Sunday, January 23rd, 1853

Arose very early as usual. It was my Sunday to go to Church, but Ma wanted me to stay with her, so I consented to do so and let Sister go as she was very anxious. Mr. Slaughter & Cousin Fes returned with them and stayed ‘till ten o’clk.[1] I didn’t favor sitting at the head of the table much, so I had a traveling supper for them. We played & sang a good many hymns. We teased Cousin Fes a good deal about Miss Fanny and I don’t think he liked it much.[2] We had some mighty nice pies & jelly & custard for dinner, & also some handed around in the evening with some ground peas &c. We amused ourselves very much playing “nuts in my hands.[3] – – Ma and the dear little baby still sick.

  1. [1]With the large number of Mr. Slaughters in the neighborhood, we have no way of knowing just who this is. Cousin Fes is easier. He is Robert (Festus) King, about 20, son of James Hill King and Rose [Ellett] King who have already appeared.
  2. [2]Fanny was a relatively common nickname for Frances. Unfortunately, she only appears once in Rose’s Journal.
  3. [3]Because ground peas are called peanuts today, playing “nuts in my hands” seems appropriate. I am guessing the game involves guessing which hand is holding the nuts. Other ideas?

Saturday, January 22nd, 1853

Arose very early this morning, nothing particular occurs during the day. – – I made some nice green apple pies this evening to eat with some jelly & custard Ma made while we were gone. – – The girls returned from Uncle Hill’s this evening.- –  Ma still confined to her bed. I don’t believe she has been out of it for three weeks. – – The ever memorable discussion about “who made the best jelly,” Ma or cousin Maria, took place today.[1]

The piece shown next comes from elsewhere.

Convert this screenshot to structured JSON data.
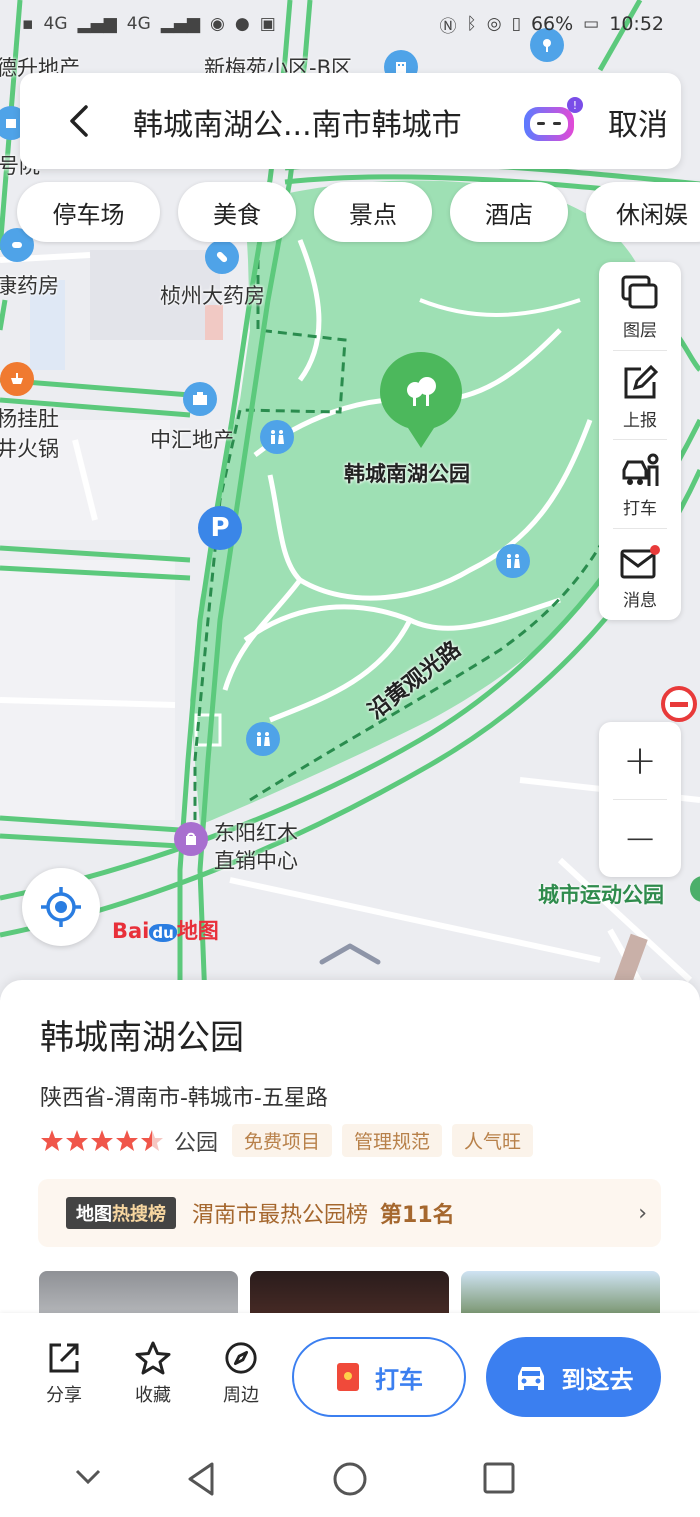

  1. [1]“Cousin Maria” Shook aside, this Cousin Maria may be Maria [Ellett] Gregory (1788-1860), wife of the late Roger Gregory (1795-1850) of Elsing Green. Maria Ellett is a cousin of Caroline [Ellett] Littlepage.